In 1972, Kaiser Industries sold a 22½% interest in WKBS -- along with WKBD-TV, WKBF-TV/61 Cleveland and KBHK-TV/44 San Francisco -- to Field Communications, acquiring a 77½% interest in Field's WFLD-TV/32 Chicago in the process. (The partnership subsequently bought out the Boston Globe's 10% interest in what was by then WLVI-TV/56.) When Kaiser liquidated itself in 1977, Field reacquired full ownership of the Chicago station and Kaiser's portion of the other four stations (two years previous, WKBF-TV had gone dark and the Kaiser/Field partnership ended up with 36% of WUAB/43 Lorain OH; at the time of the Kaiser liquidation WUAB was spun off to Gaylord Broadcasting). In 1982, a dispute between brothers Marshall and Frederick Field resulted in the liquidation of Field Communications and by June of the following year, WFLD-TV had been sold to Metromedia, WLVI-TV to Gannett and KBHK-TV to United Television. Facing a self-imposed deadline to dissolve the company, and with no one stepping forward to meet their asking price for channel 48, they decided to liquidate WKBS's assets, sign the station off the air, and surrender the license to the FCC ... which is what they did on the last day of August 1983, eighteen years to the day from its sign-on, making it the station that operated for the longest period of time before permanently going dark. (WKBD-TV was sold to Cox Communications by year's end; Kaiser's Los Angeles station, KBSC-TV/52, had not been part of the Field deal in 1972 and was sold to Oak Industries separately in 1975.)

Trinity Broadcasting Network founder
Paul Crouch and son Paul Jr., shortly
after TBN bought successor WGTW.

I was Program Director of WHAM in Rochester at that time, but happened to be in town visiting family the night WKBS went off the air ... which was following some pre-season football game or some sporting event. The acting station manager came on and did a brief narrative about the circumstances leading to that moment, and ran a video where they panned around the building and every employee said goodbye.

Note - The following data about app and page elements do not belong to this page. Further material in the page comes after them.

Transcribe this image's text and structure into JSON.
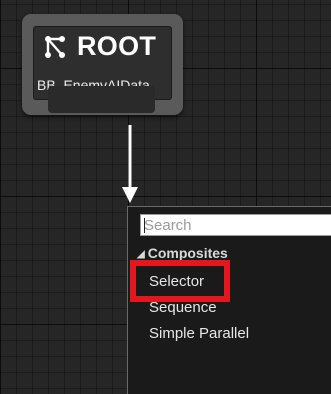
{
  "root_node": {
    "title": "ROOT",
    "blackboard": "BB_EnemyAIData",
    "icon": "root-branch-icon"
  },
  "connector": {
    "icon": "arrow-down-icon"
  },
  "context_menu": {
    "search": {
      "placeholder": "Search",
      "value": ""
    },
    "category": {
      "label": "Composites",
      "expanded": true
    },
    "items": [
      {
        "label": "Selector",
        "highlighted": true
      },
      {
        "label": "Sequence",
        "highlighted": false
      },
      {
        "label": "Simple Parallel",
        "highlighted": false
      }
    ]
  },
  "colors": {
    "highlight_box": "#e2171f",
    "graph_background": "#262626",
    "node_body": "#5a5a5a",
    "menu_background": "#1a1a1a"
  }
}
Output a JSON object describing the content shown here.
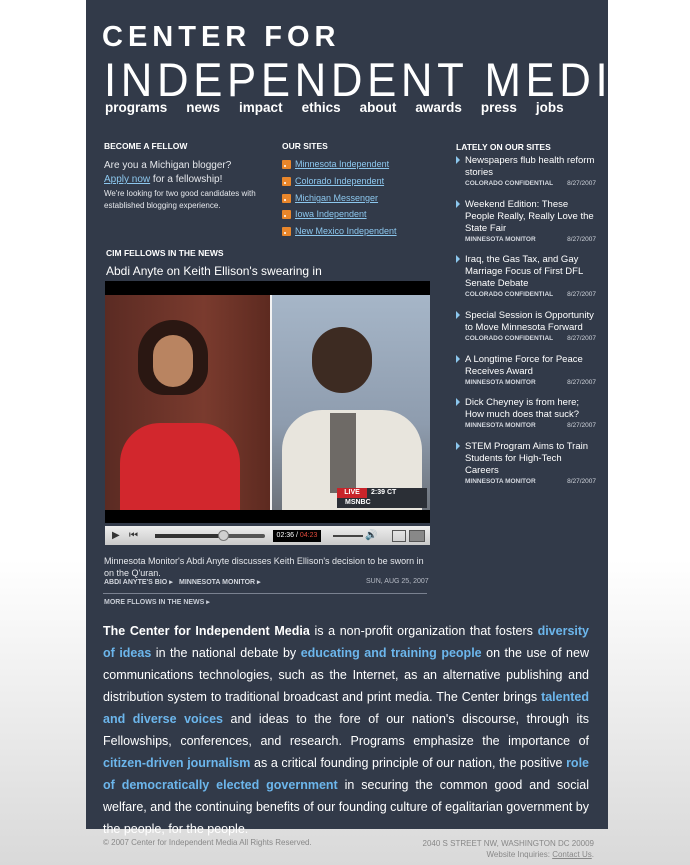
{
  "header": {
    "logo_line1": "CENTER FOR",
    "logo_line2": "INDEPENDENT MEDIA"
  },
  "nav": [
    "programs",
    "news",
    "impact",
    "ethics",
    "about",
    "awards",
    "press",
    "jobs"
  ],
  "fellow": {
    "heading": "BECOME A FELLOW",
    "line1": "Are you a Michigan blogger?",
    "apply_link": "Apply now",
    "apply_suffix": " for a fellowship!",
    "small": "We're looking for two good  candidates with established blogging experience."
  },
  "our_sites": {
    "heading": "OUR SITES",
    "items": [
      "Minnesota Independent",
      "Colorado Independent",
      "Michigan Messenger",
      "Iowa Independent",
      "New Mexico Independent"
    ]
  },
  "fellows_news": {
    "heading": "CIM FELLOWS IN THE NEWS",
    "title": "Abdi Anyte on Keith Ellison's swearing in",
    "caption": "Minnesota Monitor's Abdi Anyte discusses Keith Ellison's decision to be sworn in on the Q'uran.",
    "bio_link": "ABDI ANYTE'S BIO",
    "site_link": "MINNESOTA MONITOR",
    "date": "SUN, AUG 25, 2007",
    "more": "MORE FLLOWS IN THE NEWS",
    "video": {
      "overlay_live": "LIVE",
      "overlay_time": "2:39",
      "overlay_zone": "CT",
      "overlay_brand": "MSNBC",
      "time_elapsed": "02:36",
      "time_total": "04:23"
    }
  },
  "lately": {
    "heading": "LATELY ON OUR SITES",
    "items": [
      {
        "title": "Newspapers flub health reform stories",
        "source": "COLORADO CONFIDENTIAL",
        "date": "8/27/2007"
      },
      {
        "title": "Weekend Edition: These People Really, Really Love the State Fair",
        "source": "MINNESOTA MONITOR",
        "date": "8/27/2007"
      },
      {
        "title": "Iraq, the Gas Tax, and Gay Marriage Focus of First DFL Senate Debate",
        "source": "COLORADO CONFIDENTIAL",
        "date": "8/27/2007"
      },
      {
        "title": "Special Session is Opportunity to Move Minnesota Forward",
        "source": "COLORADO CONFIDENTIAL",
        "date": "8/27/2007"
      },
      {
        "title": "A Longtime Force for Peace Receives Award",
        "source": "MINNESOTA MONITOR",
        "date": "8/27/2007"
      },
      {
        "title": "Dick Cheyney is from here; How much does that suck?",
        "source": "MINNESOTA MONITOR",
        "date": "8/27/2007"
      },
      {
        "title": "STEM Program Aims to Train Students  for High-Tech Careers",
        "source": "MINNESOTA MONITOR",
        "date": "8/27/2007"
      }
    ]
  },
  "about": {
    "org": "The Center for Independent Media",
    "t1": " is a non-profit organization that fosters ",
    "h1": "diversity of ideas",
    "t2": " in the national debate by ",
    "h2": "educating and training people",
    "t3": " on the use of new communications technologies, such as the Internet, as an alternative publishing and distribution system to traditional broadcast and print media. The Center brings ",
    "h3": "talented and diverse voices",
    "t4": " and ideas to the fore of our nation's discourse, through its Fellowships, conferences, and research. Programs emphasize the importance of ",
    "h4": "citizen-driven journalism",
    "t5": " as a critical founding principle of our nation, the positive ",
    "h5": "role of democratically elected government",
    "t6": " in securing the common good and social welfare, and the continuing benefits of our founding culture of egalitarian government by the people, for the people."
  },
  "footer": {
    "copyright": "© 2007 Center for Independent Media All Rights Reserved.",
    "address": "2040 S STREET NW, WASHINGTON DC 20009",
    "inquiries": "Website Inquiries: ",
    "contact": "Contact Us",
    "contact_suffix": "."
  },
  "colors": {
    "panel": "#323a49",
    "accent": "#6cb6ec",
    "link": "#8cc7ee"
  }
}
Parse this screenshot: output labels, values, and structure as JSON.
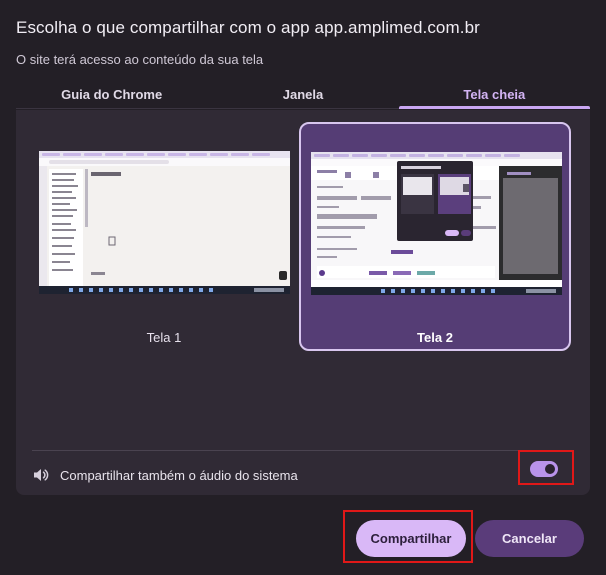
{
  "dialog": {
    "title": "Escolha o que compartilhar com o app app.amplimed.com.br",
    "subtitle": "O site terá acesso ao conteúdo da sua tela"
  },
  "tabs": [
    {
      "label": "Guia do Chrome",
      "active": false
    },
    {
      "label": "Janela",
      "active": false
    },
    {
      "label": "Tela cheia",
      "active": true
    }
  ],
  "screens": [
    {
      "label": "Tela 1",
      "selected": false
    },
    {
      "label": "Tela 2",
      "selected": true
    }
  ],
  "audio": {
    "label": "Compartilhar também o áudio do sistema",
    "enabled": true,
    "icon": "speaker-icon"
  },
  "buttons": {
    "share": "Compartilhar",
    "cancel": "Cancelar"
  },
  "colors": {
    "background": "#231f26",
    "panel": "#302a35",
    "accent": "#c9a6f2",
    "selected_card": "#553d75",
    "share_button": "#d9b8f7",
    "cancel_button": "#5a3c7a",
    "highlight": "#e01818"
  }
}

It was a shame, because WKBS raised a lot of kids with their children's programming, and following years of being dark, the successor occupant of channel 48 (WGTW-TV) never approached meaning anything to the population of Philadelphia at large. It was sold to Trinity Broadcasting in 2004.

WKBS was a living breathing part of Philadelphia, which like WIBG, WFIL and more recently WWDB, will remain a fond memory.

WKBS/48 sermonette and sign-off circa 1983, originally from the now-defunct siteTVSignOffs.com and now accessed via the Wayback Machine.

This article originally appeared in Peter Q. George's "UHF Morgue" at his former RadioDXer site and is republished here with his permission. Reformatting and editing, plus clarification of the Kaiser-Field ownership details, by K.M. Richards.


© World Radio History. Original site concept by Clarke Ingram. Site design and management by K.M. Richards.